START Data for the task

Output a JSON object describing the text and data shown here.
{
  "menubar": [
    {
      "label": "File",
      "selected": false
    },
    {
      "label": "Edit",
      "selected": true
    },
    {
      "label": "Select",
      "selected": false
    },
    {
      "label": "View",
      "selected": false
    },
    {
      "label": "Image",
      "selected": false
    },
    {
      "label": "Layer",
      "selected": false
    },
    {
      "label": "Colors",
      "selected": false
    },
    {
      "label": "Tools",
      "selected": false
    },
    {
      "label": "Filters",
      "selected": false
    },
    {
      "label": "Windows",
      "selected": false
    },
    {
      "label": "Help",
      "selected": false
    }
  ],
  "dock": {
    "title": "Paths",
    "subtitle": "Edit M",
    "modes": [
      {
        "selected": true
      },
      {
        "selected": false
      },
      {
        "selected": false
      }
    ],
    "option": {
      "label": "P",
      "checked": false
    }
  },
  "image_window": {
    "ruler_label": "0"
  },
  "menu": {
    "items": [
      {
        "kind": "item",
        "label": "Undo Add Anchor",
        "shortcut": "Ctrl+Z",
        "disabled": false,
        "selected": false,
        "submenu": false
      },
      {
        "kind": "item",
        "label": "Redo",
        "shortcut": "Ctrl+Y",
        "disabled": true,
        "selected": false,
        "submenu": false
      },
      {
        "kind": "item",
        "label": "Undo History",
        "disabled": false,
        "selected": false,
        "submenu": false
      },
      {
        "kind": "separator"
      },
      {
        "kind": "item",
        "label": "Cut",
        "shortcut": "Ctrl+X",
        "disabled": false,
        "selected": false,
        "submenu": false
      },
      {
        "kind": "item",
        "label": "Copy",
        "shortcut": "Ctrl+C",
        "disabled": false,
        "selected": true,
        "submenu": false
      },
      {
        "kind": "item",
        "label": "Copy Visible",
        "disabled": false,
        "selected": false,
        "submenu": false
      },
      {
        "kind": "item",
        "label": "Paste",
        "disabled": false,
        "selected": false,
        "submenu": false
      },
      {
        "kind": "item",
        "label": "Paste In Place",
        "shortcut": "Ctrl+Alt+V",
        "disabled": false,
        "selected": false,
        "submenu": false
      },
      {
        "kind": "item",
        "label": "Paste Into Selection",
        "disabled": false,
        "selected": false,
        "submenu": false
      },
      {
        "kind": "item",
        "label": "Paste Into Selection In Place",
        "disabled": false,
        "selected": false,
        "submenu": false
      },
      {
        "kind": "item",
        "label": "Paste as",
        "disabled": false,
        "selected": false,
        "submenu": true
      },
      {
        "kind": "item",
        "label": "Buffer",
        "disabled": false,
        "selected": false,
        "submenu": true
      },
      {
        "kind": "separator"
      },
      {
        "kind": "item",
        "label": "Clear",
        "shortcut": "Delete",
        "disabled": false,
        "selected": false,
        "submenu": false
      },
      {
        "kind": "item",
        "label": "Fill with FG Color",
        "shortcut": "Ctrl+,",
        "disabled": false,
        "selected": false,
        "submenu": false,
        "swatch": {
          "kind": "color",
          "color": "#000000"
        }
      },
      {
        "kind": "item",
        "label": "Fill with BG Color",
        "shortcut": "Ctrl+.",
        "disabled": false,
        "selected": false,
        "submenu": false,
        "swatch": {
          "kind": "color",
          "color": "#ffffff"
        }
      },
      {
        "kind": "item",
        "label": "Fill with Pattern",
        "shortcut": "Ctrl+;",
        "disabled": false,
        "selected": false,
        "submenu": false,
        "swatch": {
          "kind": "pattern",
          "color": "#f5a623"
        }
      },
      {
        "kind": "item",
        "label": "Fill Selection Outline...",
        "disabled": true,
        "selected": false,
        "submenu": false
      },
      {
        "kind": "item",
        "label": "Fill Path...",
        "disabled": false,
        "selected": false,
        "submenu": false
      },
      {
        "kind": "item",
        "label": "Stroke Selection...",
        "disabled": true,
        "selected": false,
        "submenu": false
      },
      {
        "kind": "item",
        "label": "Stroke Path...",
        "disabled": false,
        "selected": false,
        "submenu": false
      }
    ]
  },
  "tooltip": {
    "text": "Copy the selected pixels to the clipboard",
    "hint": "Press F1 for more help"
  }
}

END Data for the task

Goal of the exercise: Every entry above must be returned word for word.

Task solution:
Output a JSON object describing the text and data shown here.
{
  "menubar": [
    {
      "label": "File",
      "selected": false
    },
    {
      "label": "Edit",
      "selected": true
    },
    {
      "label": "Select",
      "selected": false
    },
    {
      "label": "View",
      "selected": false
    },
    {
      "label": "Image",
      "selected": false
    },
    {
      "label": "Layer",
      "selected": false
    },
    {
      "label": "Colors",
      "selected": false
    },
    {
      "label": "Tools",
      "selected": false
    },
    {
      "label": "Filters",
      "selected": false
    },
    {
      "label": "Windows",
      "selected": false
    },
    {
      "label": "Help",
      "selected": false
    }
  ],
  "dock": {
    "title": "Paths",
    "subtitle": "Edit M",
    "modes": [
      {
        "selected": true
      },
      {
        "selected": false
      },
      {
        "selected": false
      }
    ],
    "option": {
      "label": "P",
      "checked": false
    }
  },
  "image_window": {
    "ruler_label": "0"
  },
  "menu": {
    "items": [
      {
        "kind": "item",
        "label": "Undo Add Anchor",
        "shortcut": "Ctrl+Z",
        "disabled": false,
        "selected": false,
        "submenu": false
      },
      {
        "kind": "item",
        "label": "Redo",
        "shortcut": "Ctrl+Y",
        "disabled": true,
        "selected": false,
        "submenu": false
      },
      {
        "kind": "item",
        "label": "Undo History",
        "disabled": false,
        "selected": false,
        "submenu": false
      },
      {
        "kind": "separator"
      },
      {
        "kind": "item",
        "label": "Cut",
        "shortcut": "Ctrl+X",
        "disabled": false,
        "selected": false,
        "submenu": false
      },
      {
        "kind": "item",
        "label": "Copy",
        "shortcut": "Ctrl+C",
        "disabled": false,
        "selected": true,
        "submenu": false
      },
      {
        "kind": "item",
        "label": "Copy Visible",
        "disabled": false,
        "selected": false,
        "submenu": false
      },
      {
        "kind": "item",
        "label": "Paste",
        "disabled": false,
        "selected": false,
        "submenu": false
      },
      {
        "kind": "item",
        "label": "Paste In Place",
        "shortcut": "Ctrl+Alt+V",
        "disabled": false,
        "selected": false,
        "submenu": false
      },
      {
        "kind": "item",
        "label": "Paste Into Selection",
        "disabled": false,
        "selected": false,
        "submenu": false
      },
      {
        "kind": "item",
        "label": "Paste Into Selection In Place",
        "disabled": false,
        "selected": false,
        "submenu": false
      },
      {
        "kind": "item",
        "label": "Paste as",
        "disabled": false,
        "selected": false,
        "submenu": true
      },
      {
        "kind": "item",
        "label": "Buffer",
        "disabled": false,
        "selected": false,
        "submenu": true
      },
      {
        "kind": "separator"
      },
      {
        "kind": "item",
        "label": "Clear",
        "shortcut": "Delete",
        "disabled": false,
        "selected": false,
        "submenu": false
      },
      {
        "kind": "item",
        "label": "Fill with FG Color",
        "shortcut": "Ctrl+,",
        "disabled": false,
        "selected": false,
        "submenu": false,
        "swatch": {
          "kind": "color",
          "color": "#000000"
        }
      },
      {
        "kind": "item",
        "label": "Fill with BG Color",
        "shortcut": "Ctrl+.",
        "disabled": false,
        "selected": false,
        "submenu": false,
        "swatch": {
          "kind": "color",
          "color": "#ffffff"
        }
      },
      {
        "kind": "item",
        "label": "Fill with Pattern",
        "shortcut": "Ctrl+;",
        "disabled": false,
        "selected": false,
        "submenu": false,
        "swatch": {
          "kind": "pattern",
          "color": "#f5a623"
        }
      },
      {
        "kind": "item",
        "label": "Fill Selection Outline...",
        "disabled": true,
        "selected": false,
        "submenu": false
      },
      {
        "kind": "item",
        "label": "Fill Path...",
        "disabled": false,
        "selected": false,
        "submenu": false
      },
      {
        "kind": "item",
        "label": "Stroke Selection...",
        "disabled": true,
        "selected": false,
        "submenu": false
      },
      {
        "kind": "item",
        "label": "Stroke Path...",
        "disabled": false,
        "selected": false,
        "submenu": false
      }
    ]
  },
  "tooltip": {
    "text": "Copy the selected pixels to the clipboard",
    "hint": "Press F1 for more help"
  }
}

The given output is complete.